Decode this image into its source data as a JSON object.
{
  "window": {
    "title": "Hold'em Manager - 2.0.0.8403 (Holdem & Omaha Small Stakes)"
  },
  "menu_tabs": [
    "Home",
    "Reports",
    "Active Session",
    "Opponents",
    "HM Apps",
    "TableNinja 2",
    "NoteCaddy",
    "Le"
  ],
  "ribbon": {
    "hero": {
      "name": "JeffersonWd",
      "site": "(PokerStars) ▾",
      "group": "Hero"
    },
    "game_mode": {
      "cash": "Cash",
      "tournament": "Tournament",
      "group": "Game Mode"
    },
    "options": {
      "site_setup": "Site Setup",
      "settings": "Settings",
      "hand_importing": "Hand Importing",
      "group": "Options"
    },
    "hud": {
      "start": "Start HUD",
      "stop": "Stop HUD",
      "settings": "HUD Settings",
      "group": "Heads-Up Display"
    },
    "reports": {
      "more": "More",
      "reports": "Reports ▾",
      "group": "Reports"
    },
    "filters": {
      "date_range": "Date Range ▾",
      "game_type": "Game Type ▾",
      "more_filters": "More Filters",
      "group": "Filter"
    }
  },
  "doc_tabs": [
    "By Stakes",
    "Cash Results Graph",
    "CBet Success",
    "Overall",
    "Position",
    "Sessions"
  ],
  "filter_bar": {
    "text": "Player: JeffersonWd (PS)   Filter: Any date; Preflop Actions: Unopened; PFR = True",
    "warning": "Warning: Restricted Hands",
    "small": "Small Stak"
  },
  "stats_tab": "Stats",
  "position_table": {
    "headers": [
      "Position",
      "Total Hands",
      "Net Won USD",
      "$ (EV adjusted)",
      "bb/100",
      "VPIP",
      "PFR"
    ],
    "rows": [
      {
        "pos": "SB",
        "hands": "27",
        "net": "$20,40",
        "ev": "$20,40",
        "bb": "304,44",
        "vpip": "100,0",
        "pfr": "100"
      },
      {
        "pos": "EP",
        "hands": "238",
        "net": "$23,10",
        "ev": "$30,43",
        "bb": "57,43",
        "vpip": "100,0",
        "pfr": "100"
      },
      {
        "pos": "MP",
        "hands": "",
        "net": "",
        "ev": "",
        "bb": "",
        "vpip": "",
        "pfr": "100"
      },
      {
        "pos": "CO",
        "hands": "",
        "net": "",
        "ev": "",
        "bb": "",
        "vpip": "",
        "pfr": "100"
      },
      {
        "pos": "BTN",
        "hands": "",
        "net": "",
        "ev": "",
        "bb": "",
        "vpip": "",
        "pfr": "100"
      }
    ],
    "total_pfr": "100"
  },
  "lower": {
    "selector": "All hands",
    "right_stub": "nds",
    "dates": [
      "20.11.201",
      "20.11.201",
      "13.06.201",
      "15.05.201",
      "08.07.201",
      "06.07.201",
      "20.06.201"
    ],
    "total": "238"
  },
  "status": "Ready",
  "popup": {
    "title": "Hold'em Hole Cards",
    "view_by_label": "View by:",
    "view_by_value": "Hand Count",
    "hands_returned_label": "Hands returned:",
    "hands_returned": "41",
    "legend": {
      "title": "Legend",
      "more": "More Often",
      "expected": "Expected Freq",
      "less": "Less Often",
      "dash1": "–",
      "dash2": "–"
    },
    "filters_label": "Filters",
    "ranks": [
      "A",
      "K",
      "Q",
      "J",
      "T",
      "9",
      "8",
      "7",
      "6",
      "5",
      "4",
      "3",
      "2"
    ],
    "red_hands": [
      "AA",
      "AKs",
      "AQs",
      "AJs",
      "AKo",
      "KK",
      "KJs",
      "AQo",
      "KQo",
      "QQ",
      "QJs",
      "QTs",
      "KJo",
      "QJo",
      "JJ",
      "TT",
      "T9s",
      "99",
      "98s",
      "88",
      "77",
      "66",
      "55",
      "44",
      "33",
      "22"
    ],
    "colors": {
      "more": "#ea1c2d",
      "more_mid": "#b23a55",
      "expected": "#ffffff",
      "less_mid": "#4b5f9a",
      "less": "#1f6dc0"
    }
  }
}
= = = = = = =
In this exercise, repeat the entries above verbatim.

Decode this image into its source data as a JSON object.
{
  "window": {
    "title": "Hold'em Manager - 2.0.0.8403 (Holdem & Omaha Small Stakes)"
  },
  "menu_tabs": [
    "Home",
    "Reports",
    "Active Session",
    "Opponents",
    "HM Apps",
    "TableNinja 2",
    "NoteCaddy",
    "Le"
  ],
  "ribbon": {
    "hero": {
      "name": "JeffersonWd",
      "site": "(PokerStars) ▾",
      "group": "Hero"
    },
    "game_mode": {
      "cash": "Cash",
      "tournament": "Tournament",
      "group": "Game Mode"
    },
    "options": {
      "site_setup": "Site Setup",
      "settings": "Settings",
      "hand_importing": "Hand Importing",
      "group": "Options"
    },
    "hud": {
      "start": "Start HUD",
      "stop": "Stop HUD",
      "settings": "HUD Settings",
      "group": "Heads-Up Display"
    },
    "reports": {
      "more": "More",
      "reports": "Reports ▾",
      "group": "Reports"
    },
    "filters": {
      "date_range": "Date Range ▾",
      "game_type": "Game Type ▾",
      "more_filters": "More Filters",
      "group": "Filter"
    }
  },
  "doc_tabs": [
    "By Stakes",
    "Cash Results Graph",
    "CBet Success",
    "Overall",
    "Position",
    "Sessions"
  ],
  "filter_bar": {
    "text": "Player: JeffersonWd (PS)   Filter: Any date; Preflop Actions: Unopened; PFR = True",
    "warning": "Warning: Restricted Hands",
    "small": "Small Stak"
  },
  "stats_tab": "Stats",
  "position_table": {
    "headers": [
      "Position",
      "Total Hands",
      "Net Won USD",
      "$ (EV adjusted)",
      "bb/100",
      "VPIP",
      "PFR"
    ],
    "rows": [
      {
        "pos": "SB",
        "hands": "27",
        "net": "$20,40",
        "ev": "$20,40",
        "bb": "304,44",
        "vpip": "100,0",
        "pfr": "100"
      },
      {
        "pos": "EP",
        "hands": "238",
        "net": "$23,10",
        "ev": "$30,43",
        "bb": "57,43",
        "vpip": "100,0",
        "pfr": "100"
      },
      {
        "pos": "MP",
        "hands": "",
        "net": "",
        "ev": "",
        "bb": "",
        "vpip": "",
        "pfr": "100"
      },
      {
        "pos": "CO",
        "hands": "",
        "net": "",
        "ev": "",
        "bb": "",
        "vpip": "",
        "pfr": "100"
      },
      {
        "pos": "BTN",
        "hands": "",
        "net": "",
        "ev": "",
        "bb": "",
        "vpip": "",
        "pfr": "100"
      }
    ],
    "total_pfr": "100"
  },
  "lower": {
    "selector": "All hands",
    "right_stub": "nds",
    "dates": [
      "20.11.201",
      "20.11.201",
      "13.06.201",
      "15.05.201",
      "08.07.201",
      "06.07.201",
      "20.06.201"
    ],
    "total": "238"
  },
  "status": "Ready",
  "popup": {
    "title": "Hold'em Hole Cards",
    "view_by_label": "View by:",
    "view_by_value": "Hand Count",
    "hands_returned_label": "Hands returned:",
    "hands_returned": "41",
    "legend": {
      "title": "Legend",
      "more": "More Often",
      "expected": "Expected Freq",
      "less": "Less Often",
      "dash1": "–",
      "dash2": "–"
    },
    "filters_label": "Filters",
    "ranks": [
      "A",
      "K",
      "Q",
      "J",
      "T",
      "9",
      "8",
      "7",
      "6",
      "5",
      "4",
      "3",
      "2"
    ],
    "red_hands": [
      "AA",
      "AKs",
      "AQs",
      "AJs",
      "AKo",
      "KK",
      "KJs",
      "AQo",
      "KQo",
      "QQ",
      "QJs",
      "QTs",
      "KJo",
      "QJo",
      "JJ",
      "TT",
      "T9s",
      "99",
      "98s",
      "88",
      "77",
      "66",
      "55",
      "44",
      "33",
      "22"
    ],
    "colors": {
      "more": "#ea1c2d",
      "more_mid": "#b23a55",
      "expected": "#ffffff",
      "less_mid": "#4b5f9a",
      "less": "#1f6dc0"
    }
  }
}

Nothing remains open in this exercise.